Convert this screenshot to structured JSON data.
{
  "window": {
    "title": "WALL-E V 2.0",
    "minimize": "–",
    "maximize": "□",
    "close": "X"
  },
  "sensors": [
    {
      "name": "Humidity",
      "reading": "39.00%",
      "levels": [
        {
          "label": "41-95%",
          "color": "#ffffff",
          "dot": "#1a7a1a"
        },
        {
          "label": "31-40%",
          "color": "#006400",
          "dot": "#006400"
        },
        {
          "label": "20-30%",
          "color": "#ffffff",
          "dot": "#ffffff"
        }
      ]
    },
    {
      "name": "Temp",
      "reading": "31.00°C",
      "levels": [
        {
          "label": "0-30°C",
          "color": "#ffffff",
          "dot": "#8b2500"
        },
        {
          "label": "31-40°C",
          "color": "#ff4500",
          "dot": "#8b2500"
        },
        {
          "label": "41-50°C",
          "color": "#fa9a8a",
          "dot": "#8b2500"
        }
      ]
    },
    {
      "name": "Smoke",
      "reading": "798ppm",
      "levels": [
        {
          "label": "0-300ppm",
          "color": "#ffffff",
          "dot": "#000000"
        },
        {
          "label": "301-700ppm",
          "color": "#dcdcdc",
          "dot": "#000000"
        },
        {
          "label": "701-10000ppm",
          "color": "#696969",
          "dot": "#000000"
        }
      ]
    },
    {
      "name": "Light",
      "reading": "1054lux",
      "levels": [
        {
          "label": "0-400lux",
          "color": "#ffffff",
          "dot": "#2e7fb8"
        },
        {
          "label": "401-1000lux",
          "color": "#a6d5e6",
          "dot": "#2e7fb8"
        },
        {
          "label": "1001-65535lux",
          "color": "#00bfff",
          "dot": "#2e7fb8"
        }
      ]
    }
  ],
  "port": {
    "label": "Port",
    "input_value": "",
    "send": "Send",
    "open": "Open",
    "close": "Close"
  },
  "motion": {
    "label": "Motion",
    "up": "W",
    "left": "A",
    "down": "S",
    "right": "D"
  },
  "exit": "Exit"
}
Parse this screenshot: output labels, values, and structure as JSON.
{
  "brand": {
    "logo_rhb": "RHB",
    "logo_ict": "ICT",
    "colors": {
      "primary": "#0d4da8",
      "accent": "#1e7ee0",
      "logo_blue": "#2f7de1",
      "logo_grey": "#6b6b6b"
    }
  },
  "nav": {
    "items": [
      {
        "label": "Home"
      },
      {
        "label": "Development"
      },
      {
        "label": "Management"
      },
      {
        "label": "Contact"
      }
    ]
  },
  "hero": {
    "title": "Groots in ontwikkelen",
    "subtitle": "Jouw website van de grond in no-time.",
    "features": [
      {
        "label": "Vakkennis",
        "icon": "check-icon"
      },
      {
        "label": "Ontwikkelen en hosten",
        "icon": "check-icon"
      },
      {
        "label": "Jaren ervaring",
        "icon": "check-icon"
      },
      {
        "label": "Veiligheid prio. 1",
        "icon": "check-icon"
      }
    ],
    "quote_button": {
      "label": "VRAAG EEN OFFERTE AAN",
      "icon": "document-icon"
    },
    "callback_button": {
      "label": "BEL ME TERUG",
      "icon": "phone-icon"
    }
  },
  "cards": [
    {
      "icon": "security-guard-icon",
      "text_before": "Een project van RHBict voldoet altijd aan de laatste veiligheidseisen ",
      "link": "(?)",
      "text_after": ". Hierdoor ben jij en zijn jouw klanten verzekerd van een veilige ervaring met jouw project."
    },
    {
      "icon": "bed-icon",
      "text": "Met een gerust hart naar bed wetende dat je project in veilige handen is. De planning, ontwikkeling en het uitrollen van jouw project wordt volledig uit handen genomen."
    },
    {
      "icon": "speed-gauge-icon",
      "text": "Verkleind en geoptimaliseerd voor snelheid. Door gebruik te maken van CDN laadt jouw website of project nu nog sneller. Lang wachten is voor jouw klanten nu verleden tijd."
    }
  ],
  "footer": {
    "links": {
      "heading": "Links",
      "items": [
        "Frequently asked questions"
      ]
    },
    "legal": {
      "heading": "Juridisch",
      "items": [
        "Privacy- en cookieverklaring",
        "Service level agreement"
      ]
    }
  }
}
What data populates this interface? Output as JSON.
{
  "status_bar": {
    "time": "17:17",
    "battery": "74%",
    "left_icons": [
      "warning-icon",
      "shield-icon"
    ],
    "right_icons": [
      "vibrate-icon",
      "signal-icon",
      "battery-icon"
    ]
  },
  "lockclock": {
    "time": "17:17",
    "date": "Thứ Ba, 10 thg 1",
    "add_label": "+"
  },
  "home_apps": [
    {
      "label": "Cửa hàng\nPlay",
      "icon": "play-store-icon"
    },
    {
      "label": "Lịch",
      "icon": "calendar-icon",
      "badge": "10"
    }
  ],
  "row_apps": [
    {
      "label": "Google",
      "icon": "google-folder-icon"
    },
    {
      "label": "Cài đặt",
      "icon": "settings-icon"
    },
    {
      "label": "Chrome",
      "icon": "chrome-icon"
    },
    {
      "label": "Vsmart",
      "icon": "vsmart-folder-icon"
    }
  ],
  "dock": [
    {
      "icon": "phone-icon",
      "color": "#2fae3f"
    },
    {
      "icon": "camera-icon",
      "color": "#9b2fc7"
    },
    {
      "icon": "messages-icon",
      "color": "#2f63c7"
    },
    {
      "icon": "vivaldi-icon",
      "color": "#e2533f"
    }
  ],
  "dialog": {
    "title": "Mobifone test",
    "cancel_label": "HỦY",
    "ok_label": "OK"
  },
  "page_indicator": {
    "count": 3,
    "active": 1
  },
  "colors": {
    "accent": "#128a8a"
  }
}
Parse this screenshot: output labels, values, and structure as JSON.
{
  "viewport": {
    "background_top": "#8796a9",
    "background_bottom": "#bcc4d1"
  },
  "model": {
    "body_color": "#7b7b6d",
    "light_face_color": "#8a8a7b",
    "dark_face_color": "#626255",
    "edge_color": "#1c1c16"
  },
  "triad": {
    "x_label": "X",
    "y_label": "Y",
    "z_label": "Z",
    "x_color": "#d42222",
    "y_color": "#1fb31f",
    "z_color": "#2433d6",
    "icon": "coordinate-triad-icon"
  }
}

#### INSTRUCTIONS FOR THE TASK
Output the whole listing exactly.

#### EXERCISE RESULT
Convert this screenshot to structured JSON data.
{
  "window": {
    "title": "WALL-E V 2.0",
    "minimize": "–",
    "maximize": "□",
    "close": "X"
  },
  "sensors": [
    {
      "name": "Humidity",
      "reading": "39.00%",
      "levels": [
        {
          "label": "41-95%",
          "color": "#ffffff",
          "dot": "#1a7a1a"
        },
        {
          "label": "31-40%",
          "color": "#006400",
          "dot": "#006400"
        },
        {
          "label": "20-30%",
          "color": "#ffffff",
          "dot": "#ffffff"
        }
      ]
    },
    {
      "name": "Temp",
      "reading": "31.00°C",
      "levels": [
        {
          "label": "0-30°C",
          "color": "#ffffff",
          "dot": "#8b2500"
        },
        {
          "label": "31-40°C",
          "color": "#ff4500",
          "dot": "#8b2500"
        },
        {
          "label": "41-50°C",
          "color": "#fa9a8a",
          "dot": "#8b2500"
        }
      ]
    },
    {
      "name": "Smoke",
      "reading": "798ppm",
      "levels": [
        {
          "label": "0-300ppm",
          "color": "#ffffff",
          "dot": "#000000"
        },
        {
          "label": "301-700ppm",
          "color": "#dcdcdc",
          "dot": "#000000"
        },
        {
          "label": "701-10000ppm",
          "color": "#696969",
          "dot": "#000000"
        }
      ]
    },
    {
      "name": "Light",
      "reading": "1054lux",
      "levels": [
        {
          "label": "0-400lux",
          "color": "#ffffff",
          "dot": "#2e7fb8"
        },
        {
          "label": "401-1000lux",
          "color": "#a6d5e6",
          "dot": "#2e7fb8"
        },
        {
          "label": "1001-65535lux",
          "color": "#00bfff",
          "dot": "#2e7fb8"
        }
      ]
    }
  ],
  "port": {
    "label": "Port",
    "input_value": "",
    "send": "Send",
    "open": "Open",
    "close": "Close"
  },
  "motion": {
    "label": "Motion",
    "up": "W",
    "left": "A",
    "down": "S",
    "right": "D"
  },
  "exit": "Exit"
}
Parse this screenshot: output labels, values, and structure as JSON.
{
  "brand": {
    "logo_rhb": "RHB",
    "logo_ict": "ICT",
    "colors": {
      "primary": "#0d4da8",
      "accent": "#1e7ee0",
      "logo_blue": "#2f7de1",
      "logo_grey": "#6b6b6b"
    }
  },
  "nav": {
    "items": [
      {
        "label": "Home"
      },
      {
        "label": "Development"
      },
      {
        "label": "Management"
      },
      {
        "label": "Contact"
      }
    ]
  },
  "hero": {
    "title": "Groots in ontwikkelen",
    "subtitle": "Jouw website van de grond in no-time.",
    "features": [
      {
        "label": "Vakkennis",
        "icon": "check-icon"
      },
      {
        "label": "Ontwikkelen en hosten",
        "icon": "check-icon"
      },
      {
        "label": "Jaren ervaring",
        "icon": "check-icon"
      },
      {
        "label": "Veiligheid prio. 1",
        "icon": "check-icon"
      }
    ],
    "quote_button": {
      "label": "VRAAG EEN OFFERTE AAN",
      "icon": "document-icon"
    },
    "callback_button": {
      "label": "BEL ME TERUG",
      "icon": "phone-icon"
    }
  },
  "cards": [
    {
      "icon": "security-guard-icon",
      "text_before": "Een project van RHBict voldoet altijd aan de laatste veiligheidseisen ",
      "link": "(?)",
      "text_after": ". Hierdoor ben jij en zijn jouw klanten verzekerd van een veilige ervaring met jouw project."
    },
    {
      "icon": "bed-icon",
      "text": "Met een gerust hart naar bed wetende dat je project in veilige handen is. De planning, ontwikkeling en het uitrollen van jouw project wordt volledig uit handen genomen."
    },
    {
      "icon": "speed-gauge-icon",
      "text": "Verkleind en geoptimaliseerd voor snelheid. Door gebruik te maken van CDN laadt jouw website of project nu nog sneller. Lang wachten is voor jouw klanten nu verleden tijd."
    }
  ],
  "footer": {
    "links": {
      "heading": "Links",
      "items": [
        "Frequently asked questions"
      ]
    },
    "legal": {
      "heading": "Juridisch",
      "items": [
        "Privacy- en cookieverklaring",
        "Service level agreement"
      ]
    }
  }
}
What data populates this interface? Output as JSON.
{
  "status_bar": {
    "time": "17:17",
    "battery": "74%",
    "left_icons": [
      "warning-icon",
      "shield-icon"
    ],
    "right_icons": [
      "vibrate-icon",
      "signal-icon",
      "battery-icon"
    ]
  },
  "lockclock": {
    "time": "17:17",
    "date": "Thứ Ba, 10 thg 1",
    "add_label": "+"
  },
  "home_apps": [
    {
      "label": "Cửa hàng\nPlay",
      "icon": "play-store-icon"
    },
    {
      "label": "Lịch",
      "icon": "calendar-icon",
      "badge": "10"
    }
  ],
  "row_apps": [
    {
      "label": "Google",
      "icon": "google-folder-icon"
    },
    {
      "label": "Cài đặt",
      "icon": "settings-icon"
    },
    {
      "label": "Chrome",
      "icon": "chrome-icon"
    },
    {
      "label": "Vsmart",
      "icon": "vsmart-folder-icon"
    }
  ],
  "dock": [
    {
      "icon": "phone-icon",
      "color": "#2fae3f"
    },
    {
      "icon": "camera-icon",
      "color": "#9b2fc7"
    },
    {
      "icon": "messages-icon",
      "color": "#2f63c7"
    },
    {
      "icon": "vivaldi-icon",
      "color": "#e2533f"
    }
  ],
  "dialog": {
    "title": "Mobifone test",
    "cancel_label": "HỦY",
    "ok_label": "OK"
  },
  "page_indicator": {
    "count": 3,
    "active": 1
  },
  "colors": {
    "accent": "#128a8a"
  }
}
Parse this screenshot: output labels, values, and structure as JSON.
{
  "viewport": {
    "background_top": "#8796a9",
    "background_bottom": "#bcc4d1"
  },
  "model": {
    "body_color": "#7b7b6d",
    "light_face_color": "#8a8a7b",
    "dark_face_color": "#626255",
    "edge_color": "#1c1c16"
  },
  "triad": {
    "x_label": "X",
    "y_label": "Y",
    "z_label": "Z",
    "x_color": "#d42222",
    "y_color": "#1fb31f",
    "z_color": "#2433d6",
    "icon": "coordinate-triad-icon"
  }
}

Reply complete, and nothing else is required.